=== DATA TO PROCESS ===

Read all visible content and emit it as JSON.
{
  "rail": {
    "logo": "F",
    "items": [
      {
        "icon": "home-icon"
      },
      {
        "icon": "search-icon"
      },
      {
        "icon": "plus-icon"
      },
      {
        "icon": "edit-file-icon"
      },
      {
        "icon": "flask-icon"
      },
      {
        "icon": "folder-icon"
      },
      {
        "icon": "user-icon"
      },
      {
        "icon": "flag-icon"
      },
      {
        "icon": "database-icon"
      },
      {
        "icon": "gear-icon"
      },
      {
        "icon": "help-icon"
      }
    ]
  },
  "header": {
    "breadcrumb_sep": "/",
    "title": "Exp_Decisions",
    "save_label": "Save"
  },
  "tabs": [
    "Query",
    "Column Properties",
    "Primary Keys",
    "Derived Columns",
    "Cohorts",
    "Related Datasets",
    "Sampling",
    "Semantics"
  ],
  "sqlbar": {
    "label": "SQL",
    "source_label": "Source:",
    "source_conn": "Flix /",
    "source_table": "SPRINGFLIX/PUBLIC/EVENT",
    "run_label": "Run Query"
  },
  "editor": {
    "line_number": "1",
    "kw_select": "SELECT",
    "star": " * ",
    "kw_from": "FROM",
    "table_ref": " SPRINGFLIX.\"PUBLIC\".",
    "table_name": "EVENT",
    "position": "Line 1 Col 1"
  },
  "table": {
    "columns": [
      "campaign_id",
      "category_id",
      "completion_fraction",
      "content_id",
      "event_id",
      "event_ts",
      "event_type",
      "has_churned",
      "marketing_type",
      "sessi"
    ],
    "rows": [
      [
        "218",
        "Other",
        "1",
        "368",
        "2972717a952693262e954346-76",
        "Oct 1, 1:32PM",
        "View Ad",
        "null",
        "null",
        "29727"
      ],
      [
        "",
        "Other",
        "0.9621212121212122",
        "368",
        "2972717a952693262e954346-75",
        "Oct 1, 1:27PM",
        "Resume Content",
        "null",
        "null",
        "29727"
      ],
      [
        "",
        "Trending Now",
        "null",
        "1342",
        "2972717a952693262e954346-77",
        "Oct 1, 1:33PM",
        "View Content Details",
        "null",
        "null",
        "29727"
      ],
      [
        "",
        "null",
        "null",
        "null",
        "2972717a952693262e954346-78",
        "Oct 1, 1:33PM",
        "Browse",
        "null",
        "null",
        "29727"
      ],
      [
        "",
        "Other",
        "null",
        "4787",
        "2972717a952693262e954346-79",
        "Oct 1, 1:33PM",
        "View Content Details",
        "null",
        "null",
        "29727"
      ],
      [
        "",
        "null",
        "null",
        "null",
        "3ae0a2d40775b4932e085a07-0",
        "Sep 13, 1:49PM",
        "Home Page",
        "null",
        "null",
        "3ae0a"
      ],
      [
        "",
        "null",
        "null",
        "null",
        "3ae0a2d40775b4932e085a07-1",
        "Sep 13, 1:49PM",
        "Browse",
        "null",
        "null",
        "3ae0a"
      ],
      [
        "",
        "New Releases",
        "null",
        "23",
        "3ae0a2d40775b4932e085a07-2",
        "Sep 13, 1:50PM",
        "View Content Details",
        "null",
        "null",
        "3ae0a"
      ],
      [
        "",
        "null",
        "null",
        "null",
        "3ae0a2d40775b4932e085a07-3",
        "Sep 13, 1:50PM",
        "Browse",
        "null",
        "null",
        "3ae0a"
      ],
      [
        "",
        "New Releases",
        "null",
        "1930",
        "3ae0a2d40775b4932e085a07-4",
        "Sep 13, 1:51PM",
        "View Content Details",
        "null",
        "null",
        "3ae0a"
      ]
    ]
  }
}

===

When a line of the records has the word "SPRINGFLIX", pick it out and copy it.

§ SOLUTION TO THIS TASK:
    "source_table": "SPRINGFLIX/PUBLIC/EVENT",
    "table_ref": " SPRINGFLIX.\"PUBLIC\".",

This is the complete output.